Awesome advice and it all makes so much sense. I was hoping to use these classes as a guide for my first thriller, and this is exactly what I need to hear right now. Love that he talks about the importance of "how" over "what." Ideas (whats) are a dime a dozen. It's the story of how the what happens that's interesting--and accounts for most of the work of writing a book. I once read about an author (I believe it was Isaac Asimov) who was often contacted by people with great ideas that they would offer to share with him if he agreed to write the book and share the profits with them. Ha! He started telling these people that instead, he could give them an idea and they could write the book. He didn't have any takers. I write nonfiction and have experienced similar situations: people want to give me ideas for books, but I don't want to hear them. I have a million ideas of my own and limited time to develop them all. There's a saying about genius being 1 percent inspiration and 99 perspiration and I think the concept holds true for book writing as well: 1 percent what and 99 percent how. Get your idea--the best idea you can think of. Then buckle down and write the how, the story. That's the real work.

Gerald M.

This lesson reassured me that I've been doing a lot of things right. The three C's were especially helpful. As soon as I finished watching, I was able to go back to my novel to re-write and clarify a few things so that they better satisfied the "contract". I love posing questions and giving answers (sometimes with an appropriately long delay), so the contract is my favorite of the C's!

Pat L.

So I'm not trying to give a 5-star rating across the board but I am really finding all of these very useful.

Tyra M.

Loved this lesson the first time around, this listening it was even more profound. I couldn't come up with my big idea, but for some reason autonomous killer robots kept popping into my head. The ethics of the machines seems sketchy to me, regardless of the arguments of saving lives, because such devices make war so much easier and cheaper. My partner showed me several articles on quantum computing and computers. They will be able to hack any modern computer in minutes. So what would happen if the bleeding edge combat capable robots meet up with a quantum computer? Add in a learning program, autonomous capabilities, and a company that wants to corner the emerging market in combat robotics that is estimated to be worth trillions -- and I have my big idea with a built in flaw.
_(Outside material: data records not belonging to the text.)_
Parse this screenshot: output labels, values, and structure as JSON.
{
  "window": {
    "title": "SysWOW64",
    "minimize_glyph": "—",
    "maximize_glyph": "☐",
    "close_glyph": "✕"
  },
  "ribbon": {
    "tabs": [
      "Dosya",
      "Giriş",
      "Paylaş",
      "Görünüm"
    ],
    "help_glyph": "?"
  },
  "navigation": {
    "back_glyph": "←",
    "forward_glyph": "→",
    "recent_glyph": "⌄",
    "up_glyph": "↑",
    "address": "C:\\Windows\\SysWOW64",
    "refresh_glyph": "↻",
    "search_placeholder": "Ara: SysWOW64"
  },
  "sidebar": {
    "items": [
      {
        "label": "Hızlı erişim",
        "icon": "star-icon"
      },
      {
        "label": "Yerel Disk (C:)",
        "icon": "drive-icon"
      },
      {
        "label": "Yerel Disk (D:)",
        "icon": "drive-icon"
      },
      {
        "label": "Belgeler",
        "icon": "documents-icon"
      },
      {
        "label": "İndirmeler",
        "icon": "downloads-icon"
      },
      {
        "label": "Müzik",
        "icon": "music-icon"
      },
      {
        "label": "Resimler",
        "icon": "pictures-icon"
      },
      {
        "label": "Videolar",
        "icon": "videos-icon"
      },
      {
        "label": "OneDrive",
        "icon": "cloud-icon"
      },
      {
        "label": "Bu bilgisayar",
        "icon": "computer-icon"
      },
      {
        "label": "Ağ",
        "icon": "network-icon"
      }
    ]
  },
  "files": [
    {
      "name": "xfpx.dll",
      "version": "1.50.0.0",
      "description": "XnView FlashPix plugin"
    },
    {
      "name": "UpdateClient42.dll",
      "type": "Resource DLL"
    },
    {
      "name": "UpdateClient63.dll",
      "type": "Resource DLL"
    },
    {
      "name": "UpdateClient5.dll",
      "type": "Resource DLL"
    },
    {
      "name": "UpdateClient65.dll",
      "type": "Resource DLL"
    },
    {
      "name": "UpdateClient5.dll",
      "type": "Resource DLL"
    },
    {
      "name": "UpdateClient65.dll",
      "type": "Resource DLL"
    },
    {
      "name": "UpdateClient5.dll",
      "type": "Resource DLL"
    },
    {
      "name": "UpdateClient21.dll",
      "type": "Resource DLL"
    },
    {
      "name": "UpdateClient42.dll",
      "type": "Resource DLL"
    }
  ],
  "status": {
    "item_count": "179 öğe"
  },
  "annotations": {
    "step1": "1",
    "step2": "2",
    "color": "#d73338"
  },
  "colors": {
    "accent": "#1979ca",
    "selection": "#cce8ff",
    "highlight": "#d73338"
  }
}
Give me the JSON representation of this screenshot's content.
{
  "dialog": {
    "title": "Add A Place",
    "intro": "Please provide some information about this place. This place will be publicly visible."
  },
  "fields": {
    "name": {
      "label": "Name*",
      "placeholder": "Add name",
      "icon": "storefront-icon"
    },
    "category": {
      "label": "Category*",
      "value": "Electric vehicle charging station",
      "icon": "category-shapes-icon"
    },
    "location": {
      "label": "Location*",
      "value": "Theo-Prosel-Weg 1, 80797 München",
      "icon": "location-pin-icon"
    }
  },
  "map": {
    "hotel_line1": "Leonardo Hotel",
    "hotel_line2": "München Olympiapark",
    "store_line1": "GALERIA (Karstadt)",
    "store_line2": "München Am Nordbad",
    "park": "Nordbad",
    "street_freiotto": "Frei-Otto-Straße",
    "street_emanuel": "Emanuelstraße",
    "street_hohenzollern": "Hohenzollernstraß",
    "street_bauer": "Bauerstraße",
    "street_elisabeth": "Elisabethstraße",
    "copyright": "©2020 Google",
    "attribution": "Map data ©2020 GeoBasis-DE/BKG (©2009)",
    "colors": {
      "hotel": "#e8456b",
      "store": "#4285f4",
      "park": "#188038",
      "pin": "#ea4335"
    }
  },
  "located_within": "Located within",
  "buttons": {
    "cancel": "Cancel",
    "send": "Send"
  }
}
The quantum computer in my story was not developed to work with a robot, and definitely not designed to work 'on' a robot. Couple that with profit being the prime motivator, the man running the team cuts corners to get his product into the field before it is considered 'safe' by the various developers, he accepts levels of risk consistent with 'financial' thinking. Any such bleeding edge tech is worth more then gold, jewels, diamonds, etc. So I have multiple parties interested in the tech all willing to kill to get it. And they all meet up in the tiny community of Winnipeg Beach, during their annual Winter Festival on the Lake. What could go wrong? LOL! Thank you Mr. Brown, this is fun!

Brian F.

Great information. One of the assignments is to find what magnetizes you right now. A great place to start is by opening your browser and viewing your Internet browsing history. You might find it depressing, but we are attracted to the morbid and the marvelous.

Rich G.

Appreciate when he says the process he's teaching applies to all types of writing, not simply thrillers.

Lu P.

All I can say is WOW! What great insight and from such a well-known author. I will definitely be using his suggestions.

A fellow student

Thoroughly enjoying this course. I've taken many other writing courses, both genre speciific and generic, and this is a good one. i hope to learn as much as I can.